Stage 5 – Colli al Metauro-Recanati – 178km

  • The peloton will be confronted with the iconic ‘muri’ of Recanati. Starting from Colli al Metauro and covering a semi-circuit through Saltara, Calcinelli and Lucrezia, the stage then follows a mostly flat route all the way to Recanati. Past Loreto, the route will take in nine consecutive climbs, some steep, others more gentle. A final 22.3km circuit, to be covered three times, features two leg-sapping walls (the one closest to the finish is especially tough, with gradients of around 18%).
  • Recanati will host the arrival of a Tirreno-Adriatico NamedSport stage for the second time after the Macerata-Recanati ITT in 2008, won by Fabian Cancellara on his way to GC victory.

Stage 6 – Matelica-Jesi – 195km

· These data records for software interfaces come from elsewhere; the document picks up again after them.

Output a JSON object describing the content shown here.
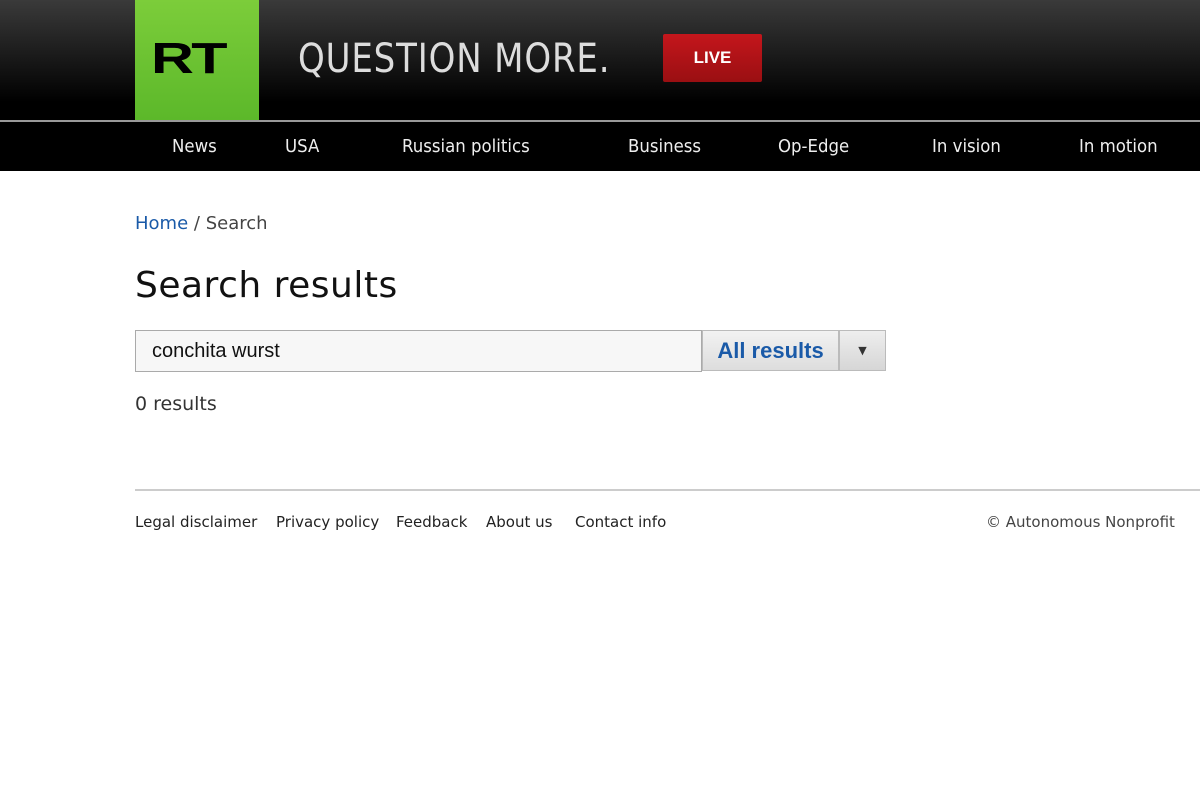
{
  "header": {
    "logo_text": "RT",
    "slogan": "QUESTION MORE.",
    "live_label": "LIVE",
    "brand_color": "#6cc433",
    "live_color": "#b31217"
  },
  "nav": {
    "items": [
      {
        "label": "News"
      },
      {
        "label": "USA"
      },
      {
        "label": "Russian politics"
      },
      {
        "label": "Business"
      },
      {
        "label": "Op-Edge"
      },
      {
        "label": "In vision"
      },
      {
        "label": "In motion"
      }
    ]
  },
  "breadcrumb": {
    "home": "Home",
    "separator": "/",
    "current": "Search"
  },
  "main": {
    "title": "Search results",
    "search_value": "conchita wurst",
    "filter_selected": "All results",
    "result_count": "0 results"
  },
  "footer": {
    "links": [
      {
        "label": "Legal disclaimer"
      },
      {
        "label": "Privacy policy"
      },
      {
        "label": "Feedback"
      },
      {
        "label": "About us"
      },
      {
        "label": "Contact info"
      }
    ],
    "copyright": "© Autonomous Nonprofit"
  }
}
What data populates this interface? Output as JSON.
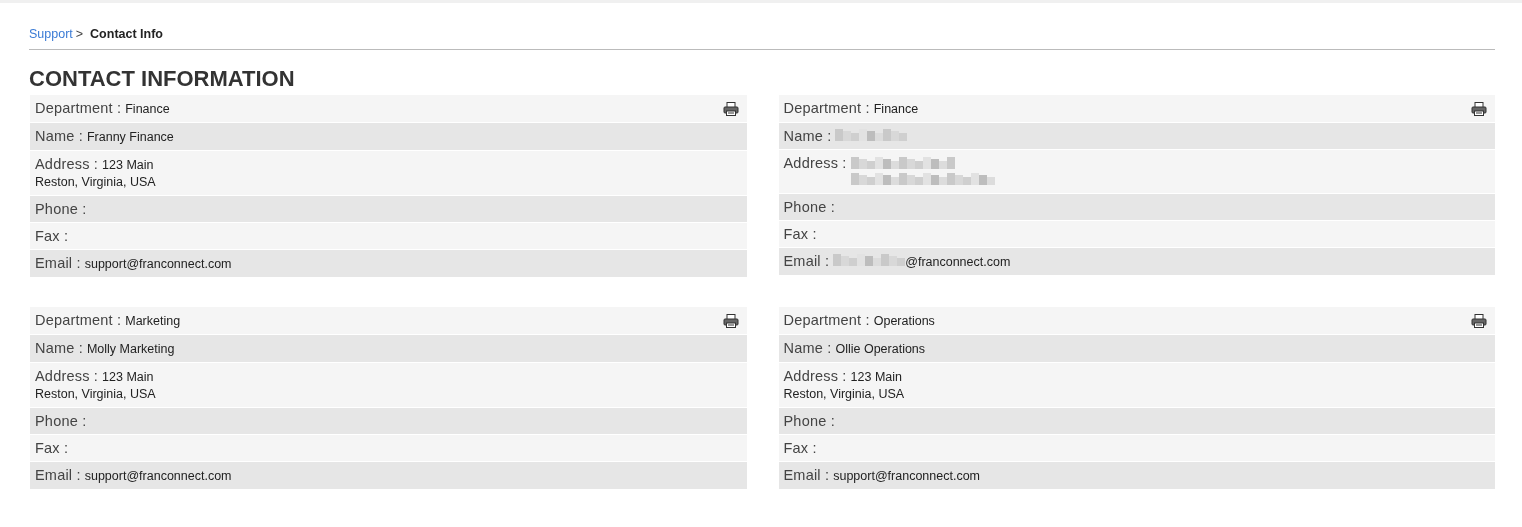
{
  "breadcrumb": {
    "items": [
      {
        "label": "Support",
        "kind": "link"
      },
      {
        "label": "Contact Info",
        "kind": "current"
      }
    ],
    "separator": ">"
  },
  "title": "CONTACT INFORMATION",
  "contacts": [
    {
      "fields": [
        {
          "kind": "department",
          "label": "Department :",
          "value": "Finance"
        },
        {
          "kind": "text",
          "label": "Name :",
          "value": "Franny Finance"
        },
        {
          "kind": "address",
          "label": "Address :",
          "lines": [
            "123 Main",
            "Reston, Virginia, USA"
          ]
        },
        {
          "kind": "text",
          "label": "Phone :"
        },
        {
          "kind": "text",
          "label": "Fax :"
        },
        {
          "kind": "text",
          "label": "Email :",
          "value": "support@franconnect.com"
        }
      ]
    },
    {
      "fields": [
        {
          "kind": "department",
          "label": "Department :",
          "value": "Finance"
        },
        {
          "kind": "text",
          "label": "Name :",
          "redacted": true
        },
        {
          "kind": "address",
          "label": "Address :",
          "redacted": true
        },
        {
          "kind": "text",
          "label": "Phone :"
        },
        {
          "kind": "text",
          "label": "Fax :"
        },
        {
          "kind": "text",
          "label": "Email :",
          "redacted": true,
          "value": "@franconnect.com"
        }
      ]
    },
    {
      "fields": [
        {
          "kind": "department",
          "label": "Department :",
          "value": "Marketing"
        },
        {
          "kind": "text",
          "label": "Name :",
          "value": "Molly Marketing"
        },
        {
          "kind": "address",
          "label": "Address :",
          "lines": [
            "123 Main",
            "Reston, Virginia, USA"
          ]
        },
        {
          "kind": "text",
          "label": "Phone :"
        },
        {
          "kind": "text",
          "label": "Fax :"
        },
        {
          "kind": "text",
          "label": "Email :",
          "value": "support@franconnect.com"
        }
      ]
    },
    {
      "fields": [
        {
          "kind": "department",
          "label": "Department :",
          "value": "Operations"
        },
        {
          "kind": "text",
          "label": "Name :",
          "value": "Ollie Operations"
        },
        {
          "kind": "address",
          "label": "Address :",
          "lines": [
            "123 Main",
            "Reston, Virginia, USA"
          ]
        },
        {
          "kind": "text",
          "label": "Phone :"
        },
        {
          "kind": "text",
          "label": "Fax :"
        },
        {
          "kind": "text",
          "label": "Email :",
          "value": "support@franconnect.com"
        }
      ]
    }
  ]
}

  • Despite its wavy and bumpy start, this stage is made for sprinters. Starting in Matelica, the route covers a short semi-circuit then heads for Castelraimondo and San Severino Marche. After the Valico di Pietra Rossa climb, towards Cingoli, the route levels out and leads all the way to Jesi, to cover three laps of the final 12.3km circuit.
  • Jesi is hosting the Tirreno-Adriatico NamedSport for the first time.

Stage 7 – San Benedetto del Tronto (Individual Time Trial) – 10.1km

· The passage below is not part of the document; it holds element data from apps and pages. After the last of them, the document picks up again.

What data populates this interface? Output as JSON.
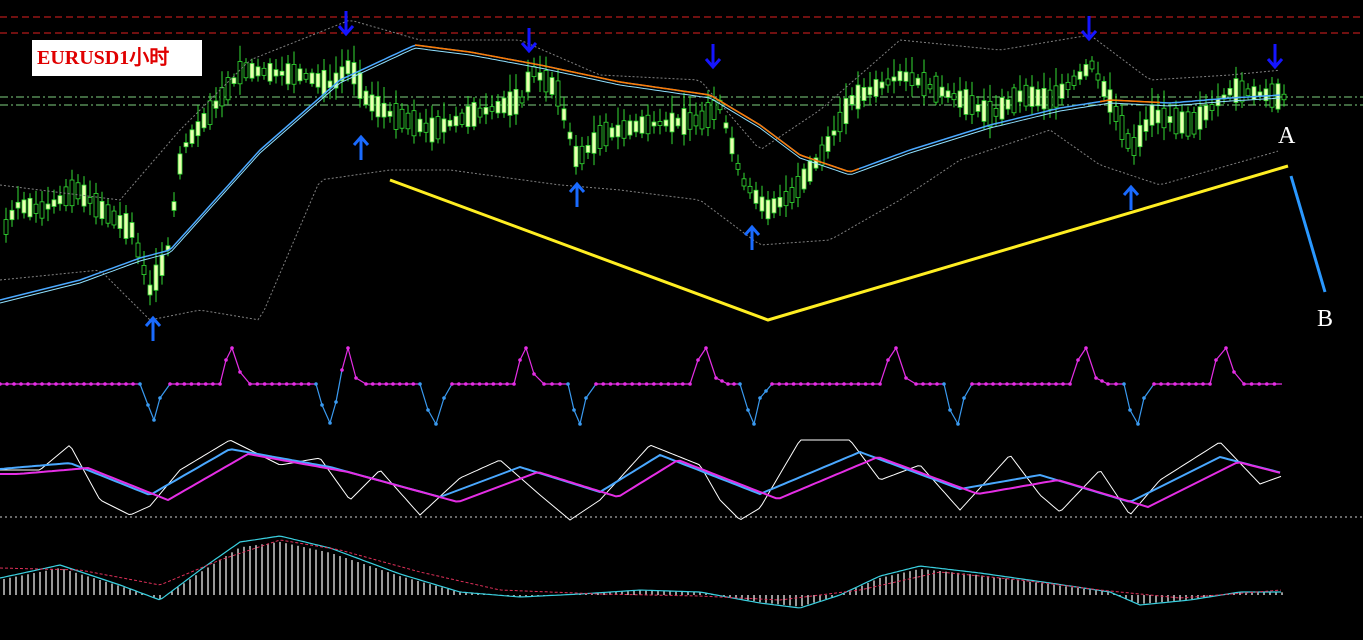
{
  "window": {
    "symbol_label": "EURUSD1小时"
  },
  "annotations": {
    "point_a": "A",
    "point_b": "B"
  },
  "colors": {
    "background": "#000000",
    "bull_candle": "#eaffb0",
    "candle_wick": "#33dd33",
    "ma_fast": "#4aa8ff",
    "ma_slow": "#ff7a00",
    "bollinger": "#808080",
    "resistance_line": "#e02020",
    "support_line": "#7fd07f",
    "trend_line": "#ffee22",
    "projection_line": "#2a98ff",
    "signal_arrow": "#1515ff",
    "signal_arrow_up": "#1a6bff",
    "zigzag_high": "#e52ee5",
    "zigzag_low": "#3a9af0",
    "stoch_main": "#ffffff",
    "stoch_signal": "#4aa8ff",
    "stoch_slow": "#e52ee5",
    "macd_hist": "#ffffff",
    "macd_main": "#3ad0e0",
    "macd_signal": "#e0305a"
  },
  "icons": {
    "signal_down": "arrow-down-icon",
    "signal_up": "arrow-up-icon"
  }
}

  • The route of this 10,050m Individual Time Trial mainly follows the final circuit of the conclusive stages of the late 1990s and recent 2000s editions, and is the same as featured since 2015. The last 2.5km are on an almost entirely straight route.
  • This is a longstanding tradition for the Race of the Two Seas: San Benedetto del Tronto will host the end of the race for the 53rd time in 54 editions – only the very first edition of Tirreno-Adriatico in 1966 did not conclude there: the final stage was the San Benedetto del Tronto-Pescara.

Discover more about the 2019 route, click here.



  • The first Pole followed the first Colombian: in 2018 Michał Kwiatkowski became the first Polish winner of Tirreno-Adriatico NamedSport. He followed Nairo Quintana, the race’s first Colombian winner in 2015 (a victory he repeated in 2017).
  • Triple record: BMC Racing Team has won the last three editions of the opening TTT stage at the Tirreno-Adriatico NamedSport, recording the fastest average times in the history of the race: 56.947km/h in 2016, 58.329km/h in 2017 and 57.777km/h in 2018.
  • Sagan looking for a record: the Slovak Peter Sagan, who has raced Tirreno-Adriatico consecutively since 2012, has won seven stages, one shy of the eight stage victories of Alessandro Petacchi, Moreno Argentin and Giuseppe Saronni; the three Italians are joint third overall in the stage victories list of the Race of the Two Seas, behind the Spaniard Oscar Freire (11) and the leader Roger De Vlaeminck: the Belgian who won 15 stages.
  • 12 countries: in the last three editions (2015-18) 12 different countries have won a Tirreno-Adriatico NamedSport stage, showing the great variety of international participation.



Mauro Vegni, RCS Sport Cycling Director, said: “This year we have decided to announce the route of the 2019 edition from the Marche Region again because, alongside Tuscany and Umbria, it will be one of the Italian Regions represented with start and finish locations. This year, as we’ve done in the Giro d’Italia in recent years, we’ve dedicated one stage to the local wine to put its world-renowned top quality Italian excellence under the spotlight. The Tirreno-Adriatico NamedSport is always one of the most fascinating races on the international scene; scrolling through the list of starters and the roll of honor of 53 editions, all the great champions are there. Being broadcasted to 193 countries across the five continents, and with more than 250 Italian and international media present, signifies that the Tirreno-Adriatico NamedSport has an audience that only a few races in the world can match.”


Stefano Allocchio, RCS Sport Race Director, said: “The route is slightly different from the one proposed in recent years with the initial and final Time Trials, two sprint stages and three stages for finisseurs. There would not be a hilltop finish without making the race less hard than in previous editions. 9,000 metres of vertical elevation and the many walls that the riders will face, in particular in the hilly part of Le Marche, will make for a well fought race. The formula we have proposed looks back to this race’s tradition and gives the opportunity to all riders to better express their character.”